● **Your goal**
Retype every entry exactly, down to the last character.

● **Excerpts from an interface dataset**

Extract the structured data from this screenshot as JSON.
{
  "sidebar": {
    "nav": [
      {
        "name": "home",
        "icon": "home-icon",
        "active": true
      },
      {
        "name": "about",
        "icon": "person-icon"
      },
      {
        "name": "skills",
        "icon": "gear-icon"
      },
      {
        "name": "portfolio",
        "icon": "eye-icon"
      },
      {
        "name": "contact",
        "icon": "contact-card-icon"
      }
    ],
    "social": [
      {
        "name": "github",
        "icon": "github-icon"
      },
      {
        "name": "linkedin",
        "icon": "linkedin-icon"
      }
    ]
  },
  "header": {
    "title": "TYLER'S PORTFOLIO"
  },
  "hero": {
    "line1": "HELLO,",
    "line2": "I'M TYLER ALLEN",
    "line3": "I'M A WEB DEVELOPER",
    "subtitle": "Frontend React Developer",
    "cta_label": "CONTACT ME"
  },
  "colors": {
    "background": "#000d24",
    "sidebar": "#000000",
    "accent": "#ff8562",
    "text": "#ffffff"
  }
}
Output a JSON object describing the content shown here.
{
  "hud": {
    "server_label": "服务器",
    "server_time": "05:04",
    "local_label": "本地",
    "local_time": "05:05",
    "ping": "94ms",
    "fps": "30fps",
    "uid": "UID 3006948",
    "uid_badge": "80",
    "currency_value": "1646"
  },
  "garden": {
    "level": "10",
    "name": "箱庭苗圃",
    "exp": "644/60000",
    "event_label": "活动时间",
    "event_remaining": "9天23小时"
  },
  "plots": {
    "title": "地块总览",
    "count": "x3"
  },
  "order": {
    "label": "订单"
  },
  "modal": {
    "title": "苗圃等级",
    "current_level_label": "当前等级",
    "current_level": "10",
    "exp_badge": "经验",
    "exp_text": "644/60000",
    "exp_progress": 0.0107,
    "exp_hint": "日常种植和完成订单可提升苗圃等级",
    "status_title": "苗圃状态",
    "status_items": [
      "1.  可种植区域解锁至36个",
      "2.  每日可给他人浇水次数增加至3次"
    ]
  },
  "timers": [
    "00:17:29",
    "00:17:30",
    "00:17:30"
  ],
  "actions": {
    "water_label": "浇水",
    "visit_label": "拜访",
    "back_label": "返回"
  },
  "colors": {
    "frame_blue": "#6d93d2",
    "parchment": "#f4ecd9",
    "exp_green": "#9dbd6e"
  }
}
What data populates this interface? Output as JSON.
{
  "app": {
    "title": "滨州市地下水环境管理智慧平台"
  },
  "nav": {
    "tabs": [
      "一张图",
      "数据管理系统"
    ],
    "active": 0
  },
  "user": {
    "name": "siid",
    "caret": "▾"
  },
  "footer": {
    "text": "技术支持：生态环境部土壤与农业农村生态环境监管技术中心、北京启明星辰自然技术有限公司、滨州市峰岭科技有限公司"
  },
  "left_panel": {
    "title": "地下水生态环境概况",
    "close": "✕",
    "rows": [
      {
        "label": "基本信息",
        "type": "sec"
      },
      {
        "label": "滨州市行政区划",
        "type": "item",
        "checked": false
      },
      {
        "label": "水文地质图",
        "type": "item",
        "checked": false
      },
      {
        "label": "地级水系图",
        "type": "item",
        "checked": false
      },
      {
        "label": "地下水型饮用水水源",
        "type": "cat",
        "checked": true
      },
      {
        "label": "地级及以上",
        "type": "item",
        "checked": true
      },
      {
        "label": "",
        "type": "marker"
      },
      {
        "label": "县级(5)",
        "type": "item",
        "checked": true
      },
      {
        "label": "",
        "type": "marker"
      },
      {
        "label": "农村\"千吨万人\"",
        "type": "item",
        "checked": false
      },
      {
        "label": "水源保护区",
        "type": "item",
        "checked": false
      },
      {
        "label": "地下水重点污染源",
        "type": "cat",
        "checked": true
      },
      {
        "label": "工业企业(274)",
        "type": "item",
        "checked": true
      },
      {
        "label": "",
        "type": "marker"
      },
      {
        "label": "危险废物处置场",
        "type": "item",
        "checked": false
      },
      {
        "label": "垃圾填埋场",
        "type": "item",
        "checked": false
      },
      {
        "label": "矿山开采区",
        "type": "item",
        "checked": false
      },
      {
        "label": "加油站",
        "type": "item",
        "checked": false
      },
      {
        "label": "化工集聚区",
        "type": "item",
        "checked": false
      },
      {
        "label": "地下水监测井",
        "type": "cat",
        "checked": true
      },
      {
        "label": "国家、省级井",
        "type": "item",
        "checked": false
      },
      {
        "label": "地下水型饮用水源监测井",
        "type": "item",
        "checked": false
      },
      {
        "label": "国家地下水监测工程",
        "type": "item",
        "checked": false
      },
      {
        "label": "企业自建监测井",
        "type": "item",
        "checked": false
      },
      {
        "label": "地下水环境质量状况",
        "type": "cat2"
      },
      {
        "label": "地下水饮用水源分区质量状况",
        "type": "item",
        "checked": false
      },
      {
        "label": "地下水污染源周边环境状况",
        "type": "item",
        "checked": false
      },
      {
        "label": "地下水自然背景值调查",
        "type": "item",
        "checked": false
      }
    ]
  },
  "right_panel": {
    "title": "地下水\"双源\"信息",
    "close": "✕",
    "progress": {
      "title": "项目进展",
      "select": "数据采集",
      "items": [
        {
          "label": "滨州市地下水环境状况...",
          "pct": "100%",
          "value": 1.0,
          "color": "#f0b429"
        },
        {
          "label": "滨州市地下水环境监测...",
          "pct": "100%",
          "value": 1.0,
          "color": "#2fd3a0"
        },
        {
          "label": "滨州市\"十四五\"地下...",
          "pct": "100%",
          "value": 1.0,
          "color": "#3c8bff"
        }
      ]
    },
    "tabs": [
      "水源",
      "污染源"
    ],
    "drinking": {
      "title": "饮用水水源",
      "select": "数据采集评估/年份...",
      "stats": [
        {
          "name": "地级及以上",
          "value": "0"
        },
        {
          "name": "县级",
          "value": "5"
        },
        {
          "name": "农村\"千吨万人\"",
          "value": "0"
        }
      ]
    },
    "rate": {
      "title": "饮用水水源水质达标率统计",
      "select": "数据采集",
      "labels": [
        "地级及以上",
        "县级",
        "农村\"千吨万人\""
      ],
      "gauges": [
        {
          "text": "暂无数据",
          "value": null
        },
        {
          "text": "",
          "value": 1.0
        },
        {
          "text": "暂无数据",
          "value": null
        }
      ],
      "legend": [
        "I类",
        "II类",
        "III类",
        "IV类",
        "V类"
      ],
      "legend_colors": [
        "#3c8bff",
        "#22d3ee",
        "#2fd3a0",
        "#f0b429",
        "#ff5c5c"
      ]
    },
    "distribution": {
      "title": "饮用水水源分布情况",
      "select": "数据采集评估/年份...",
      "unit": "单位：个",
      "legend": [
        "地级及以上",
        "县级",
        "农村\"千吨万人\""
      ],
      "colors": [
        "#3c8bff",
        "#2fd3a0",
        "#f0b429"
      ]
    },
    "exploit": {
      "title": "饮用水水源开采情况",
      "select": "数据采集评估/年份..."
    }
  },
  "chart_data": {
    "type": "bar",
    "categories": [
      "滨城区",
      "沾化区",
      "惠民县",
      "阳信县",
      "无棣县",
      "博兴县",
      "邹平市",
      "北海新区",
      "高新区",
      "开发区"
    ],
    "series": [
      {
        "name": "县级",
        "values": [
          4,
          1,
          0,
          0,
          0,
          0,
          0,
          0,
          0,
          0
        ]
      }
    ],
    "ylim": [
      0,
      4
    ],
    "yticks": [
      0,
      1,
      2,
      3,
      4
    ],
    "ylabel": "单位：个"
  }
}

● **Task response**
Extract the structured data from this screenshot as JSON.
{
  "sidebar": {
    "nav": [
      {
        "name": "home",
        "icon": "home-icon",
        "active": true
      },
      {
        "name": "about",
        "icon": "person-icon"
      },
      {
        "name": "skills",
        "icon": "gear-icon"
      },
      {
        "name": "portfolio",
        "icon": "eye-icon"
      },
      {
        "name": "contact",
        "icon": "contact-card-icon"
      }
    ],
    "social": [
      {
        "name": "github",
        "icon": "github-icon"
      },
      {
        "name": "linkedin",
        "icon": "linkedin-icon"
      }
    ]
  },
  "header": {
    "title": "TYLER'S PORTFOLIO"
  },
  "hero": {
    "line1": "HELLO,",
    "line2": "I'M TYLER ALLEN",
    "line3": "I'M A WEB DEVELOPER",
    "subtitle": "Frontend React Developer",
    "cta_label": "CONTACT ME"
  },
  "colors": {
    "background": "#000d24",
    "sidebar": "#000000",
    "accent": "#ff8562",
    "text": "#ffffff"
  }
}
Output a JSON object describing the content shown here.
{
  "hud": {
    "server_label": "服务器",
    "server_time": "05:04",
    "local_label": "本地",
    "local_time": "05:05",
    "ping": "94ms",
    "fps": "30fps",
    "uid": "UID 3006948",
    "uid_badge": "80",
    "currency_value": "1646"
  },
  "garden": {
    "level": "10",
    "name": "箱庭苗圃",
    "exp": "644/60000",
    "event_label": "活动时间",
    "event_remaining": "9天23小时"
  },
  "plots": {
    "title": "地块总览",
    "count": "x3"
  },
  "order": {
    "label": "订单"
  },
  "modal": {
    "title": "苗圃等级",
    "current_level_label": "当前等级",
    "current_level": "10",
    "exp_badge": "经验",
    "exp_text": "644/60000",
    "exp_progress": 0.0107,
    "exp_hint": "日常种植和完成订单可提升苗圃等级",
    "status_title": "苗圃状态",
    "status_items": [
      "1.  可种植区域解锁至36个",
      "2.  每日可给他人浇水次数增加至3次"
    ]
  },
  "timers": [
    "00:17:29",
    "00:17:30",
    "00:17:30"
  ],
  "actions": {
    "water_label": "浇水",
    "visit_label": "拜访",
    "back_label": "返回"
  },
  "colors": {
    "frame_blue": "#6d93d2",
    "parchment": "#f4ecd9",
    "exp_green": "#9dbd6e"
  }
}
What data populates this interface? Output as JSON.
{
  "app": {
    "title": "滨州市地下水环境管理智慧平台"
  },
  "nav": {
    "tabs": [
      "一张图",
      "数据管理系统"
    ],
    "active": 0
  },
  "user": {
    "name": "siid",
    "caret": "▾"
  },
  "footer": {
    "text": "技术支持：生态环境部土壤与农业农村生态环境监管技术中心、北京启明星辰自然技术有限公司、滨州市峰岭科技有限公司"
  },
  "left_panel": {
    "title": "地下水生态环境概况",
    "close": "✕",
    "rows": [
      {
        "label": "基本信息",
        "type": "sec"
      },
      {
        "label": "滨州市行政区划",
        "type": "item",
        "checked": false
      },
      {
        "label": "水文地质图",
        "type": "item",
        "checked": false
      },
      {
        "label": "地级水系图",
        "type": "item",
        "checked": false
      },
      {
        "label": "地下水型饮用水水源",
        "type": "cat",
        "checked": true
      },
      {
        "label": "地级及以上",
        "type": "item",
        "checked": true
      },
      {
        "label": "",
        "type": "marker"
      },
      {
        "label": "县级(5)",
        "type": "item",
        "checked": true
      },
      {
        "label": "",
        "type": "marker"
      },
      {
        "label": "农村\"千吨万人\"",
        "type": "item",
        "checked": false
      },
      {
        "label": "水源保护区",
        "type": "item",
        "checked": false
      },
      {
        "label": "地下水重点污染源",
        "type": "cat",
        "checked": true
      },
      {
        "label": "工业企业(274)",
        "type": "item",
        "checked": true
      },
      {
        "label": "",
        "type": "marker"
      },
      {
        "label": "危险废物处置场",
        "type": "item",
        "checked": false
      },
      {
        "label": "垃圾填埋场",
        "type": "item",
        "checked": false
      },
      {
        "label": "矿山开采区",
        "type": "item",
        "checked": false
      },
      {
        "label": "加油站",
        "type": "item",
        "checked": false
      },
      {
        "label": "化工集聚区",
        "type": "item",
        "checked": false
      },
      {
        "label": "地下水监测井",
        "type": "cat",
        "checked": true
      },
      {
        "label": "国家、省级井",
        "type": "item",
        "checked": false
      },
      {
        "label": "地下水型饮用水源监测井",
        "type": "item",
        "checked": false
      },
      {
        "label": "国家地下水监测工程",
        "type": "item",
        "checked": false
      },
      {
        "label": "企业自建监测井",
        "type": "item",
        "checked": false
      },
      {
        "label": "地下水环境质量状况",
        "type": "cat2"
      },
      {
        "label": "地下水饮用水源分区质量状况",
        "type": "item",
        "checked": false
      },
      {
        "label": "地下水污染源周边环境状况",
        "type": "item",
        "checked": false
      },
      {
        "label": "地下水自然背景值调查",
        "type": "item",
        "checked": false
      }
    ]
  },
  "right_panel": {
    "title": "地下水\"双源\"信息",
    "close": "✕",
    "progress": {
      "title": "项目进展",
      "select": "数据采集",
      "items": [
        {
          "label": "滨州市地下水环境状况...",
          "pct": "100%",
          "value": 1.0,
          "color": "#f0b429"
        },
        {
          "label": "滨州市地下水环境监测...",
          "pct": "100%",
          "value": 1.0,
          "color": "#2fd3a0"
        },
        {
          "label": "滨州市\"十四五\"地下...",
          "pct": "100%",
          "value": 1.0,
          "color": "#3c8bff"
        }
      ]
    },
    "tabs": [
      "水源",
      "污染源"
    ],
    "drinking": {
      "title": "饮用水水源",
      "select": "数据采集评估/年份...",
      "stats": [
        {
          "name": "地级及以上",
          "value": "0"
        },
        {
          "name": "县级",
          "value": "5"
        },
        {
          "name": "农村\"千吨万人\"",
          "value": "0"
        }
      ]
    },
    "rate": {
      "title": "饮用水水源水质达标率统计",
      "select": "数据采集",
      "labels": [
        "地级及以上",
        "县级",
        "农村\"千吨万人\""
      ],
      "gauges": [
        {
          "text": "暂无数据",
          "value": null
        },
        {
          "text": "",
          "value": 1.0
        },
        {
          "text": "暂无数据",
          "value": null
        }
      ],
      "legend": [
        "I类",
        "II类",
        "III类",
        "IV类",
        "V类"
      ],
      "legend_colors": [
        "#3c8bff",
        "#22d3ee",
        "#2fd3a0",
        "#f0b429",
        "#ff5c5c"
      ]
    },
    "distribution": {
      "title": "饮用水水源分布情况",
      "select": "数据采集评估/年份...",
      "unit": "单位：个",
      "legend": [
        "地级及以上",
        "县级",
        "农村\"千吨万人\""
      ],
      "colors": [
        "#3c8bff",
        "#2fd3a0",
        "#f0b429"
      ]
    },
    "exploit": {
      "title": "饮用水水源开采情况",
      "select": "数据采集评估/年份..."
    }
  },
  "chart_data": {
    "type": "bar",
    "categories": [
      "滨城区",
      "沾化区",
      "惠民县",
      "阳信县",
      "无棣县",
      "博兴县",
      "邹平市",
      "北海新区",
      "高新区",
      "开发区"
    ],
    "series": [
      {
        "name": "县级",
        "values": [
          4,
          1,
          0,
          0,
          0,
          0,
          0,
          0,
          0,
          0
        ]
      }
    ],
    "ylim": [
      0,
      4
    ],
    "yticks": [
      0,
      1,
      2,
      3,
      4
    ],
    "ylabel": "单位：个"
  }
}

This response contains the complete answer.